With the signs of an improving economy only just beginning, it is essential to include in this list the requirement for continued support of small business through advocacy and other related professional practice services and functions.
We can accomplish even more. As a vibrant and engaged organization, we must also remain open to timely opportunities to enhance areas that are key to the Society’s effectiveness. These must be evaluated and guided by the strategic planning process and Annual Operating Plan to ensure their priority and the adequate resources for their success.
There are initiatives to be advanced in several important areas to benefit the Society in attaining its goals and providing additional member advantage that include:
- Further communicating and establishing ASLA’s position as the primary place to seek a wide array of current professional practice information.
- Investing in life-long learning opportunities to enhance professional adaptability required for sustained practice contribution and attraction of new members.
- Establishing a comprehensive and highly visible continuum of ASLA connection with emerging professionals that begins prior to graduation and assists in keeping career momentum.

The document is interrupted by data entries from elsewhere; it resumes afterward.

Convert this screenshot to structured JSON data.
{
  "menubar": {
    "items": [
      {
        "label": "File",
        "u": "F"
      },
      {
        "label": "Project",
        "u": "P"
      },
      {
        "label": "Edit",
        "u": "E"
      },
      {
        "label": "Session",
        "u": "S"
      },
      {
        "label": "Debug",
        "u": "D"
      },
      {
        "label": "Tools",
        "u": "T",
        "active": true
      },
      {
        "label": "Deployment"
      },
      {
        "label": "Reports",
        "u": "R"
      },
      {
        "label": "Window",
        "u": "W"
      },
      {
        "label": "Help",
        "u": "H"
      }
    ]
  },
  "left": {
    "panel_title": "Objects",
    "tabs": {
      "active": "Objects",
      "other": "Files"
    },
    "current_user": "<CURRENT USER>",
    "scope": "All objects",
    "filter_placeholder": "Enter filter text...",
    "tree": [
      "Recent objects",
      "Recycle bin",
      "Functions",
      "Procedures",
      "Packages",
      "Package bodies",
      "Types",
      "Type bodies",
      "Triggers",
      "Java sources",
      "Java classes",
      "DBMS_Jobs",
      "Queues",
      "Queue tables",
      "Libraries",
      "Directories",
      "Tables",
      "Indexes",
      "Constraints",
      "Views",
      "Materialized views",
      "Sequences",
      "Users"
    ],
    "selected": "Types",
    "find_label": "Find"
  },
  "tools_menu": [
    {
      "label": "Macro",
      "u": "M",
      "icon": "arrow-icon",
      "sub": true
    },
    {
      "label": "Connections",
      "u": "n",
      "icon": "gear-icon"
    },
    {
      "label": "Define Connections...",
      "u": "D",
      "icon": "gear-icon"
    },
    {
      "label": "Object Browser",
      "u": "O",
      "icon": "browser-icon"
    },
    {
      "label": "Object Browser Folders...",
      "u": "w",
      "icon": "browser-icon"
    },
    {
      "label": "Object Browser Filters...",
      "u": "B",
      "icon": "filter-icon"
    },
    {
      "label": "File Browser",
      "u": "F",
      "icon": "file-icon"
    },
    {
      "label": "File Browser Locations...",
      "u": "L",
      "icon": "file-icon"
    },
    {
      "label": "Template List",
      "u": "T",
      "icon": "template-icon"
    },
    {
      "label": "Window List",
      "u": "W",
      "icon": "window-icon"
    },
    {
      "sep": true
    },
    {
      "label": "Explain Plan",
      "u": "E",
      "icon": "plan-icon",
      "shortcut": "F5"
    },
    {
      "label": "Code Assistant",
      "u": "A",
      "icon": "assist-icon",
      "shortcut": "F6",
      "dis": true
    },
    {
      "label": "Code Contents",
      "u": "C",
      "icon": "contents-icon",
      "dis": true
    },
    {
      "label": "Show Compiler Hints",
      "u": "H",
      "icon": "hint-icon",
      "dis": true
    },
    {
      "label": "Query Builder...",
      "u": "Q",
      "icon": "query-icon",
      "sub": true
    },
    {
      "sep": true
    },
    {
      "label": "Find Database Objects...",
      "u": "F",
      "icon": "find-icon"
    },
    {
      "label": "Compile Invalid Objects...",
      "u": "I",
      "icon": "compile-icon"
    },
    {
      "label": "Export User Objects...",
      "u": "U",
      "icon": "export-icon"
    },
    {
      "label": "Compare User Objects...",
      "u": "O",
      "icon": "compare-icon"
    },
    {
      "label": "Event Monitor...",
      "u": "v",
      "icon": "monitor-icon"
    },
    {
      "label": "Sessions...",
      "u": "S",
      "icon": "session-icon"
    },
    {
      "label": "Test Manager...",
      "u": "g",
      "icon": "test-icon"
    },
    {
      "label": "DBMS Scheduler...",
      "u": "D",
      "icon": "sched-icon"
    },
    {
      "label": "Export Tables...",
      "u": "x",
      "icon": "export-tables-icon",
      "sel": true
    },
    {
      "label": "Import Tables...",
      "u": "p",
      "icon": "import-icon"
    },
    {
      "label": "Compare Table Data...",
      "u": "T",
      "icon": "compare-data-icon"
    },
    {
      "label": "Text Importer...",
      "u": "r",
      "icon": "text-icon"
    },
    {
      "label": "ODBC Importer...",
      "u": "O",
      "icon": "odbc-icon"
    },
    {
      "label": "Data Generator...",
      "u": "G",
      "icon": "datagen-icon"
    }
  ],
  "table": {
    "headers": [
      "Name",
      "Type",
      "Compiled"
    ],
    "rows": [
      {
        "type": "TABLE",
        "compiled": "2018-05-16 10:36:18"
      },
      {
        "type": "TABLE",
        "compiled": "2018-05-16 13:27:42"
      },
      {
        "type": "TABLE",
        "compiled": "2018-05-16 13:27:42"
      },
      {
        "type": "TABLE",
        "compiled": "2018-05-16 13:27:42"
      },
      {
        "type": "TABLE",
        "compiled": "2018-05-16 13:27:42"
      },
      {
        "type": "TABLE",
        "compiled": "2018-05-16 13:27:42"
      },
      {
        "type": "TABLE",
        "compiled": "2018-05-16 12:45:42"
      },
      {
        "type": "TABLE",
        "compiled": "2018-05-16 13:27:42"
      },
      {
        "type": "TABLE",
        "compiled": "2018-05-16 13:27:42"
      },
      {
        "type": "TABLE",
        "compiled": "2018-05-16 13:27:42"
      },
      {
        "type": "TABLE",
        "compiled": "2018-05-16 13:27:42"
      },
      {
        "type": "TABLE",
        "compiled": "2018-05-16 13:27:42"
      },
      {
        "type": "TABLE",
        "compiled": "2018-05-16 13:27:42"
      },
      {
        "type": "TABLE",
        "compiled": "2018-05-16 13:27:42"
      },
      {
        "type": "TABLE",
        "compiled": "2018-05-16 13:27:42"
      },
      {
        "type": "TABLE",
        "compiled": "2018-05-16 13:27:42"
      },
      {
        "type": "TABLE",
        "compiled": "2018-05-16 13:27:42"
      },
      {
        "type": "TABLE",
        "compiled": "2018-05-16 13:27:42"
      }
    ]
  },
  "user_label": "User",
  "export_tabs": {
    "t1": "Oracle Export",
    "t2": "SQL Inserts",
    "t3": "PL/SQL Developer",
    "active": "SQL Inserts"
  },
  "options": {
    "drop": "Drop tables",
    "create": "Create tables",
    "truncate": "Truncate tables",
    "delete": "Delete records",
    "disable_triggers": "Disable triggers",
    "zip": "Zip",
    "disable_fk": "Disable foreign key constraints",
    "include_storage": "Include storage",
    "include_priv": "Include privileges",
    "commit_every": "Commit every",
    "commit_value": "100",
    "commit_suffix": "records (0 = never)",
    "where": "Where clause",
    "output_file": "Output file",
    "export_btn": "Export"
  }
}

- Expanding collaborations and opportunities with allied organizations to address issues of career discovery, greater diversity representation, and achieving Federal STEM (Science, technology Engineering and Math) recognition for landscape architecture.
These are but a few of the areas that we can move forward together. With ASLA initiatives animated by meaningful achievement and guided by strategic goals, we can be extremely optimistic about realizing a future of expanded significance and value for the Society and the profession. We are well on the way.
If I have the honor to serve as ASLA President, I will ask you to join me in amplifying its successes while embarking on new initiatives and actions that directly encourage, support and expand member opportunities and further increase the Society’s effectiveness. I have every confidence in our abilities to continue to raise the bar of ASLA accomplishment by collectively imagining what could be and committing to participating in the steps to get there.